TDRS-J at KSC.jpg
TDRS-J undergoing processing before launch
Mission type Communication
Operator NASA
COSPAR ID 2002-055A
Mission duration 11 years (planned)
Spacecraft properties
Bus BSS-601
Manufacturer Boeing SDC
Launch mass 3,180 kilograms (7,010 lb)[1]
Start of mission
Launch date 5 December 2002, 02:42 (2002-12-05UTC02:42Z) UTC
Rocket Atlas IIA
Launch site Cape Canaveral SLC-36A
Contractor ILS
Orbital parameters
Reference system Geocentric
Regime Geostationary
Longitude 153° West
151° West
~42-40° West (2004—)
Perigee 35,768 kilometers (22,225 mi)
Apogee 35,802 kilometers (22,246 mi)
Inclination 1.64 degrees

TDRS-10, known before launch as TDRS-J, is an American communications satellite which is operated by NASA as part of the Tracking and Data Relay Satellite System. It was constructed by the Boeing Satellite Development Center, formerly Hughes Space and Communications, and is based on the BSS-601 satellite bus.[2] It was the third and final Advanced TDRS, or second-generation Tracking and Data Relay Satellite, to be launched.

History[edit]

The launch of TDRS-J

The final Atlas IIA rocket was used to launch TDRS-J, under a contract with International Launch Services. The launch occurred at 02:42 GMT on 5 December 2002, from Space Launch Complex 36A at the Cape Canaveral Air Force Station.[3] TDRS-10 separated from its carrier rocket into a geosynchronous transfer orbit.
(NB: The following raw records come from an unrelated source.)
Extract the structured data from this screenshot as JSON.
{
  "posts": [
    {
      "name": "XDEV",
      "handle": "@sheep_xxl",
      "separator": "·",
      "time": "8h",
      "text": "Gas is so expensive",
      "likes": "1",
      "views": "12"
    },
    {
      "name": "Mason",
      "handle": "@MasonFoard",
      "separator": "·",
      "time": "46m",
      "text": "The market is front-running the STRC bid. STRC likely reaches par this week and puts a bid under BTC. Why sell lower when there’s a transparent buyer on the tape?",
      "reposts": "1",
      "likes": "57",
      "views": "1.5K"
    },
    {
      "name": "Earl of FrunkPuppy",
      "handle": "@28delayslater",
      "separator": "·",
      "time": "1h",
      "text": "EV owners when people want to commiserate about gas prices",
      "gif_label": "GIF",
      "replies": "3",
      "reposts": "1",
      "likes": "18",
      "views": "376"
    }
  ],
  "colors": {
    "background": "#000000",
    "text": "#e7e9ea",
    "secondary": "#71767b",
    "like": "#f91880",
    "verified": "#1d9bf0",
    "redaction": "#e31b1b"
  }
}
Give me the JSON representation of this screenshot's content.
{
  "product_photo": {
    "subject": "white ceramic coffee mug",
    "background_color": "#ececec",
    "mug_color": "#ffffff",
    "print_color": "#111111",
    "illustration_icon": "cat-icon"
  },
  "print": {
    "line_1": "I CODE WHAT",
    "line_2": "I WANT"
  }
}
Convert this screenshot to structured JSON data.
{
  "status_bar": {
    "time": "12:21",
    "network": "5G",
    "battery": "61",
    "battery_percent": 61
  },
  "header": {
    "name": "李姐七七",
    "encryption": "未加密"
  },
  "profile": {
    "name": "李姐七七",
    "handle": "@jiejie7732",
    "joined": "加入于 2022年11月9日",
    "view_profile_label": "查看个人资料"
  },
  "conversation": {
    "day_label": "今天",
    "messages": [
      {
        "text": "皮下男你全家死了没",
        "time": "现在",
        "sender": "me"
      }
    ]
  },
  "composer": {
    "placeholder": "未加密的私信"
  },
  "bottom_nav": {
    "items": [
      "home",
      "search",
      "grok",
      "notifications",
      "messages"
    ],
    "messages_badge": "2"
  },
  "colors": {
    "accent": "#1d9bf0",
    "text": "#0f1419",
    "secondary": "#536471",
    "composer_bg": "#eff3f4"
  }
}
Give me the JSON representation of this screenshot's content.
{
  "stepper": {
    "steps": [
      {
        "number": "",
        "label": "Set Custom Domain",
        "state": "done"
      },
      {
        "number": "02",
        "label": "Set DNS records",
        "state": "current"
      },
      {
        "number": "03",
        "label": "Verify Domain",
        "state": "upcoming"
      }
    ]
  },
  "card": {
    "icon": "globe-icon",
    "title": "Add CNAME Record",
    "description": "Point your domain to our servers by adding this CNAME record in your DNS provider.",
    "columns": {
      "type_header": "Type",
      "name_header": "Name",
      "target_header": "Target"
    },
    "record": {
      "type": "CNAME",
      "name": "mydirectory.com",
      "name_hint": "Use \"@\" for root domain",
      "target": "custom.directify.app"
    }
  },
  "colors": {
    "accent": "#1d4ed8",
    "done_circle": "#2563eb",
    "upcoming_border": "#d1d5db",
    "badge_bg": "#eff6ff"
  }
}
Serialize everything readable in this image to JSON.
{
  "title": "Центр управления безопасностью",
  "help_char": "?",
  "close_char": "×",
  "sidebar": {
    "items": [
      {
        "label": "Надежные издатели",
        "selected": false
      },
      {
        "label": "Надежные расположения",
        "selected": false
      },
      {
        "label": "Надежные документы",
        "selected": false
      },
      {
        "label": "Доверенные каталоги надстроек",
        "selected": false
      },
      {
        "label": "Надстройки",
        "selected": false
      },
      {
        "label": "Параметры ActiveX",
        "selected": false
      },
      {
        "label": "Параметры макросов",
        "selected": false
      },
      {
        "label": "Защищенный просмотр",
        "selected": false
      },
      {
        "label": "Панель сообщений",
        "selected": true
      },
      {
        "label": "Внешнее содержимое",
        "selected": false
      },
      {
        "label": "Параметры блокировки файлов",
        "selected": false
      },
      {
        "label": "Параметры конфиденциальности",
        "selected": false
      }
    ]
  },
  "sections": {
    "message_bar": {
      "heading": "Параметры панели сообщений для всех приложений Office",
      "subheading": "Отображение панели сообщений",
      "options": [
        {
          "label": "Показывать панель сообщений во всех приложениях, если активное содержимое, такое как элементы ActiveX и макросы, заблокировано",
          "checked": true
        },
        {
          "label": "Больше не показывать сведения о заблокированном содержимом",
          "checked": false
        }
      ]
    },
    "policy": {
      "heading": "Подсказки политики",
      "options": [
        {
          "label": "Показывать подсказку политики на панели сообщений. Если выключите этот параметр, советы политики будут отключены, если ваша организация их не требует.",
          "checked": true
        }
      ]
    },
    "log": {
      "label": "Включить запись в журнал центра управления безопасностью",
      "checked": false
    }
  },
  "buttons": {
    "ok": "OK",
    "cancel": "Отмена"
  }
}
At 01:00 GMT on 14 December, following a series of apogee burns, it reached geostationary orbit.[4]

Deployment[edit]

TDRS-J was initially positioned in geostationary orbit at a longitude 153 degrees west of the Greenwich Meridian,[5] and following on-orbit testing, it received the operational designation TDRS-10. In December 2003, it was moved to 151.5° west, arriving the next month. It remained there until June, when it departed for 42.3° west. It arrived there in November, and has since been slowly drifting eastwards. By November 2005, it was at 42° west, and in November 2006, it was recorded to have been at 41.6° west.[5] In July 2009, it was at 40.75° west.[1]


References[edit]

  1. ^ a b "UCS Satellite Database". Union of Concerned Scientists. 2009-07-01. Retrieved 2009-08-10. 
  2. ^ Krebs, Gunter. "TDRS 8, 9, 10". Gunter's Space Page. Retrieved 2009-08-10. 
  3. ^ McDowell, Jonathan. "Launch Log". Jonathan's Space Page. Retrieved 2009-08-10. 
  4. ^ McDowell, Jonathan. "Index". Geostationary Orbit Catalog. Jonathan's Space Page. Retrieved 2009-08-10. 
  5. ^ a b "TDRS 10". TSE. Retrieved 2009-08-10.